Policy announcements don’t mean a lot until you see the actual money committed in the Budget and on Tuesday night, as I went through the list, there was a lot that was praiseworthy.
Medicare Local is not exactly a dynamic and inspiring name, I’ll concede; but there is serious money for primary care infrastructure, for new GP super clinics, for practice nurses and for extended after-hours services.
The Consumers Health Forum’s (CHF) persistent mantra has been: take the pressure off our creaking hospital system and provide better choice and greater accessibility to alternative services at a local and regional level. This is our hope for Medicare Locals.
With the other major changes announced for hospitals, this might finally become a reality.
The $466 million over two years to develop e-Health provides the funding for one of the most important pieces of the health jigsaw puzzle. One wonders why it has taken so long for the health sector to be prodded and pushed into the 21st century for the exchange of secure, digitised health information.
One of my staff recently spent a week in and out of the public and private hospital system and was able to identify three errors — one of them potentially serious — which could be attributed to the confusing nature of records systems and their poor interactivity.

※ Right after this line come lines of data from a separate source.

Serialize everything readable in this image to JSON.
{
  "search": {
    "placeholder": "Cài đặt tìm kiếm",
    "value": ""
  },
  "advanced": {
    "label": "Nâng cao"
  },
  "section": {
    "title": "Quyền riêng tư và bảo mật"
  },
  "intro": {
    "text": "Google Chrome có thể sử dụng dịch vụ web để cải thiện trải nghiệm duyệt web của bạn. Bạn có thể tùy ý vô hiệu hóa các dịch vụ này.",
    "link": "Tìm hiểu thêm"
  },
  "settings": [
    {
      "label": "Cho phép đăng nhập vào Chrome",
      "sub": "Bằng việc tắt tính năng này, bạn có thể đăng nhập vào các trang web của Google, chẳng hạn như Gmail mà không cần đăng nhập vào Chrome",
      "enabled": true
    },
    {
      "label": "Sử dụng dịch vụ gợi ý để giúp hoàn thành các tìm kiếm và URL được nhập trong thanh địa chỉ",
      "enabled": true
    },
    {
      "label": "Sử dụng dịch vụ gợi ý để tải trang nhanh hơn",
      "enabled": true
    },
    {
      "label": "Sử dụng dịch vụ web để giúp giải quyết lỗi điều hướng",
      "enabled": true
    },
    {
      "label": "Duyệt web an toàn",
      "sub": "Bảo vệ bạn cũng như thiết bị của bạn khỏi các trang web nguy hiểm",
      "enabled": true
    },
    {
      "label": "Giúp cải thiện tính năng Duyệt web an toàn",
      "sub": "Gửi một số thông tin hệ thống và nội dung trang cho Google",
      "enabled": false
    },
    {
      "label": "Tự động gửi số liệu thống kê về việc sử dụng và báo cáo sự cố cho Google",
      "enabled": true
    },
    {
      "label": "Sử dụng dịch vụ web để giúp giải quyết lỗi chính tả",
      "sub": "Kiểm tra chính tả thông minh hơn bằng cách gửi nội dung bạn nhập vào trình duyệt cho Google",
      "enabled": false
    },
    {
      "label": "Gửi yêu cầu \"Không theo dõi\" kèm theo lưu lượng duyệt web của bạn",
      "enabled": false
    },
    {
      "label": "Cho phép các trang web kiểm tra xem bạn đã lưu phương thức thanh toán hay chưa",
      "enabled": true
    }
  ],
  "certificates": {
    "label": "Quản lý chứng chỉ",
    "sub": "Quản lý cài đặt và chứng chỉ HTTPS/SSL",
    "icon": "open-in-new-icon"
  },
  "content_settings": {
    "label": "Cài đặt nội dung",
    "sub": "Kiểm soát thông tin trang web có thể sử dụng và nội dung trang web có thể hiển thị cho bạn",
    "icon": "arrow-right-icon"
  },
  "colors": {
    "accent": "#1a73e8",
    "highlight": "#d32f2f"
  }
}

It’s time for the many arms of the health sector to unite behind the principle of e-Health and do the hard work to ensure that the current ramshackle system of paper records and fragmented electronic records is replaced by something workable, secure and efficient. At the end of the day, consumers will get better health results if we can achieve this.
Finally, an election is due within months. Any politically prudent government, running strongly on a platform of health reform, would want to have some goodies up its collective sleeve to entice the voter.
I would be surprised if there aren’t some further announcements in vital areas such as dental health before we go to the polls. CHF will champion them: the hard yards to get them right come later.
*You can download the CHF’s Budget analysis here.